Voters in Bellingham, Washington are likely to have the final say in whether or not to continue using red light cameras and speed cameras. A Whatcom County Superior Court judge yesterday threw out the attempt by photo enforcement vendor American Traffic Solutions (ATS) to immediately block the measure from being considered. The court believes ATS has an uphill battle to prove its case.
“ATS has not demonstrated that it will suffer immediate and irreparable injury if the temporary restraining order is not granted,” Judge Steven Mura ruled. “ATS’s motion for a temporary restraining order is denied.”
Vanessa Soriano Power, the attorney representing ATS, attempted to rush the case through the system. She served notice emailed initiative sponsorBanCams.com on Sunday afternoon informing the group that it was suing to stop the initiative.
“ATS seeks injunctive relief to prevent inclusion of proposed Bellingham initiative No. 2011-01 on the general election ballot on November 8, 2011,” Power wrote.
The company claimed the public could not have a say on the issue because city officials signed a contract with ATS in May for the provision of automated ticketing services.

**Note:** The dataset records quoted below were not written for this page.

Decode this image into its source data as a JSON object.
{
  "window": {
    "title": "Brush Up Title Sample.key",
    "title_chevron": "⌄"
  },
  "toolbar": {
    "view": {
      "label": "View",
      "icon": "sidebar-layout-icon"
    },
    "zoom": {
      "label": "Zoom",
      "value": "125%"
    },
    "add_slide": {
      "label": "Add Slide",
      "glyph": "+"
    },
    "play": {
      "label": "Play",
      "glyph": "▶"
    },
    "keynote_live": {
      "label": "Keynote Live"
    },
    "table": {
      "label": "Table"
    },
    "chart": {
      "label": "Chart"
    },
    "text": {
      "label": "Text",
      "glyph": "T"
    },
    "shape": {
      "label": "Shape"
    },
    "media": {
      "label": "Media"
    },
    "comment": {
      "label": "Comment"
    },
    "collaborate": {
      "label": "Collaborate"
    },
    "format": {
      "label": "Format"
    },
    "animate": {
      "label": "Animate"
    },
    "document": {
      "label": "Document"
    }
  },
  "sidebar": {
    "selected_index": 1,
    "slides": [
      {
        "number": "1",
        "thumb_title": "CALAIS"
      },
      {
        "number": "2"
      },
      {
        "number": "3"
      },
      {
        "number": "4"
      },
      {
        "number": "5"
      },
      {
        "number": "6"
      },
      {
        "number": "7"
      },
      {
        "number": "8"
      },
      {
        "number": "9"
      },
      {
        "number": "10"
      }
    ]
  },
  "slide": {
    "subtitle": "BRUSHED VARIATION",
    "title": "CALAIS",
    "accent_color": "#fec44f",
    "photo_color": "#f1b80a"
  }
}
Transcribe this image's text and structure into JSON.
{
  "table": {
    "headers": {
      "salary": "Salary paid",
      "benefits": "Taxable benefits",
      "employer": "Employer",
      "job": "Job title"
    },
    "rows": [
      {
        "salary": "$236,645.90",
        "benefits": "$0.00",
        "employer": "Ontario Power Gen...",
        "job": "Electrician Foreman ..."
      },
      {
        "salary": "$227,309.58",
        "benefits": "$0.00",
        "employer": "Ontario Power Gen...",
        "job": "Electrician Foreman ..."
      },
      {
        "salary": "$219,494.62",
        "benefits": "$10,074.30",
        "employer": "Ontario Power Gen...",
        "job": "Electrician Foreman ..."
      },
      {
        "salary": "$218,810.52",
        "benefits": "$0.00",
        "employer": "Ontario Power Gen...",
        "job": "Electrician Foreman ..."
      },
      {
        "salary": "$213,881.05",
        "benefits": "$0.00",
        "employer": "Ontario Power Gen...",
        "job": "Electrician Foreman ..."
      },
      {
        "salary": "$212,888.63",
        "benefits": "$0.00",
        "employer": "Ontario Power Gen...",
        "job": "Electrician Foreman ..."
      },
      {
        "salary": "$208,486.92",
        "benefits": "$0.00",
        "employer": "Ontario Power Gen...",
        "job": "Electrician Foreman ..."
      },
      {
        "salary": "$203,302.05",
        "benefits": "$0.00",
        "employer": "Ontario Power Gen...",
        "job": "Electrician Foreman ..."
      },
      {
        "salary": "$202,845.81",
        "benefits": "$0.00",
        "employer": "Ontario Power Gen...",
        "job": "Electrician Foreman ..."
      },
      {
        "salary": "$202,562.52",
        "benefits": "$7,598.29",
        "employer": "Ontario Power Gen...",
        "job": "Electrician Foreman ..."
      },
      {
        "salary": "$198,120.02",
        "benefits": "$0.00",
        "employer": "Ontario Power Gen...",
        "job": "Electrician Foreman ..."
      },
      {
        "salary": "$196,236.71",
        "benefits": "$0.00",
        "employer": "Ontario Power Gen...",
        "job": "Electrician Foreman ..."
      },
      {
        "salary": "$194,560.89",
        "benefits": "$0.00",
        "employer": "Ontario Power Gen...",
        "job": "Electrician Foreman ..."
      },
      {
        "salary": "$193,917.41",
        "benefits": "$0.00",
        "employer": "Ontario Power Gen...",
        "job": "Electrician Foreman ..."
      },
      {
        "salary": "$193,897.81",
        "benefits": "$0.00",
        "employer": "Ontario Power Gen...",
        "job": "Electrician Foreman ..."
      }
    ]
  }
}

Interfering with such a contract would violate the Constitution, Power said. In addition, ATS lawyers argued that the public referendum power can only be used for “legislative” purposes but the proposed initiative touched an “administrative” matter. The initiative sponsors issued a statement celebrating Judge Mura’s initial skepticism of these claims.
“We are absolutely thrilled with resolving this case so quickly and 100 percent of the credit goes to the arrogance and belligerence of the red-light camera company itself,” Tim Eyman, Johnny Weaver, Nick Sherwood and Alex Rion wrote. “Their actions today serve as a perfect metaphor for how they do business. They don’t care about anyone but themselves.”
Bellingham officials decided not to intervene either way in the lawsuit, and legal opinion on the matter has split. In Wenatchee, a Chelan County judge granted an order blocking the collection of signatures for an anti-camera ballot measure (view ruling). In Mukilteo last year, a Snohomish County Superior Court denied an attempt to block an anti-camera vote (view decision). The state supreme court’s only input on the issue sided with Snohomish County (view order). The high court is expected to release a more complete decision. The anti-camera initiative sponsors argued that the attempt at forum shopping in this case backfired.
“The attorney for the powerful Seattle law firm who represents ATS traveled up to Bellingham for a one-on-one meeting with the judge where they were asking for an order shortening the time to hear the case,” the sponsors wrote. “After finding out Judge Ira Uhrig, who is battling cancer, was unavailable, they bulldozed into the courtroom of Judge Charles Snyder, the chief justice, who was hearing criminal cases. He eventually booted them out of his courtroom. They then moved on to Judge Steven Mura, demanding that their motion be heard. Oh, he heard it — and then some. He read the pleadings and decided that oral argument was unnecessary.”
A further hearing will take place on August 17.